> [TASK DESCRIPTION]:
Every record that follows should be output exactly as it is given.

Segment Open

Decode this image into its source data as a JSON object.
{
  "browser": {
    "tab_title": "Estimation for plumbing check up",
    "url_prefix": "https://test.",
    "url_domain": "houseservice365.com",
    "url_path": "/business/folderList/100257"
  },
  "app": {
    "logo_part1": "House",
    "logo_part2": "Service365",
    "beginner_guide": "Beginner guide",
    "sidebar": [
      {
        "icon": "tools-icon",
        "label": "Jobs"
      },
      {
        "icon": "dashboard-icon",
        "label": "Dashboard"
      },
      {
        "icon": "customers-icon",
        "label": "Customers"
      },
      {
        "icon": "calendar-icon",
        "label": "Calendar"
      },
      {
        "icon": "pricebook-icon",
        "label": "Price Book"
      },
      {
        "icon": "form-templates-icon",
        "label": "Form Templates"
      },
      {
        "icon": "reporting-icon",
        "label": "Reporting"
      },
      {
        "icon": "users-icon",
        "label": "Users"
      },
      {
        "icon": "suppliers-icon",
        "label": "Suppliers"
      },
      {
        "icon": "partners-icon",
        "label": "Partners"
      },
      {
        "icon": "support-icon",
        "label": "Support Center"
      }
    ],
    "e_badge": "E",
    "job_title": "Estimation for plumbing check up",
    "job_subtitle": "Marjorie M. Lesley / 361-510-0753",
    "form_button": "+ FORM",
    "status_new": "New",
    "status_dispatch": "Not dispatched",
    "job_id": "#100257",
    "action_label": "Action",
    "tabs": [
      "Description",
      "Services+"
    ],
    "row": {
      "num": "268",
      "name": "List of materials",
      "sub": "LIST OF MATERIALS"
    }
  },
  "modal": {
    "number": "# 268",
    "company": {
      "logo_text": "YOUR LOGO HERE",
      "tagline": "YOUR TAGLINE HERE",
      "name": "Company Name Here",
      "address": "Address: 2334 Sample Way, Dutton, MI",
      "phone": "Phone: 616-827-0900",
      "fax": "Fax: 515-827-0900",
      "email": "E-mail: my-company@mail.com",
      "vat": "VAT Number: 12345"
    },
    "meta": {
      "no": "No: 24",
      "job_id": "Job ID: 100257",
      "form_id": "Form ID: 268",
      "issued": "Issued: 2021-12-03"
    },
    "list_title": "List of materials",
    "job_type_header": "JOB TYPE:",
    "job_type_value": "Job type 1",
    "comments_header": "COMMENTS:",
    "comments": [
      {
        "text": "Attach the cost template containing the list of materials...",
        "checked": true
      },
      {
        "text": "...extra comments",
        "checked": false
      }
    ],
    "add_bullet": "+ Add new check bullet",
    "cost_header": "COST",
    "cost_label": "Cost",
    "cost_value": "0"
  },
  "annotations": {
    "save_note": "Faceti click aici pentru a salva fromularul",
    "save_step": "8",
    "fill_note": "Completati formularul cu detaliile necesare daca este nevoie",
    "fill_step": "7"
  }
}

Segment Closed

> [RESULT OF THE TASK]:
Decode this image into its source data as a JSON object.
{
  "browser": {
    "tab_title": "Estimation for plumbing check up",
    "url_prefix": "https://test.",
    "url_domain": "houseservice365.com",
    "url_path": "/business/folderList/100257"
  },
  "app": {
    "logo_part1": "House",
    "logo_part2": "Service365",
    "beginner_guide": "Beginner guide",
    "sidebar": [
      {
        "icon": "tools-icon",
        "label": "Jobs"
      },
      {
        "icon": "dashboard-icon",
        "label": "Dashboard"
      },
      {
        "icon": "customers-icon",
        "label": "Customers"
      },
      {
        "icon": "calendar-icon",
        "label": "Calendar"
      },
      {
        "icon": "pricebook-icon",
        "label": "Price Book"
      },
      {
        "icon": "form-templates-icon",
        "label": "Form Templates"
      },
      {
        "icon": "reporting-icon",
        "label": "Reporting"
      },
      {
        "icon": "users-icon",
        "label": "Users"
      },
      {
        "icon": "suppliers-icon",
        "label": "Suppliers"
      },
      {
        "icon": "partners-icon",
        "label": "Partners"
      },
      {
        "icon": "support-icon",
        "label": "Support Center"
      }
    ],
    "e_badge": "E",
    "job_title": "Estimation for plumbing check up",
    "job_subtitle": "Marjorie M. Lesley / 361-510-0753",
    "form_button": "+ FORM",
    "status_new": "New",
    "status_dispatch": "Not dispatched",
    "job_id": "#100257",
    "action_label": "Action",
    "tabs": [
      "Description",
      "Services+"
    ],
    "row": {
      "num": "268",
      "name": "List of materials",
      "sub": "LIST OF MATERIALS"
    }
  },
  "modal": {
    "number": "# 268",
    "company": {
      "logo_text": "YOUR LOGO HERE",
      "tagline": "YOUR TAGLINE HERE",
      "name": "Company Name Here",
      "address": "Address: 2334 Sample Way, Dutton, MI",
      "phone": "Phone: 616-827-0900",
      "fax": "Fax: 515-827-0900",
      "email": "E-mail: my-company@mail.com",
      "vat": "VAT Number: 12345"
    },
    "meta": {
      "no": "No: 24",
      "job_id": "Job ID: 100257",
      "form_id": "Form ID: 268",
      "issued": "Issued: 2021-12-03"
    },
    "list_title": "List of materials",
    "job_type_header": "JOB TYPE:",
    "job_type_value": "Job type 1",
    "comments_header": "COMMENTS:",
    "comments": [
      {
        "text": "Attach the cost template containing the list of materials...",
        "checked": true
      },
      {
        "text": "...extra comments",
        "checked": false
      }
    ],
    "add_bullet": "+ Add new check bullet",
    "cost_header": "COST",
    "cost_label": "Cost",
    "cost_value": "0"
  },
  "annotations": {
    "save_note": "Faceti click aici pentru a salva fromularul",
    "save_step": "8",
    "fill_note": "Completati formularul cu detaliile necesare daca este nevoie",
    "fill_step": "7"
  }
}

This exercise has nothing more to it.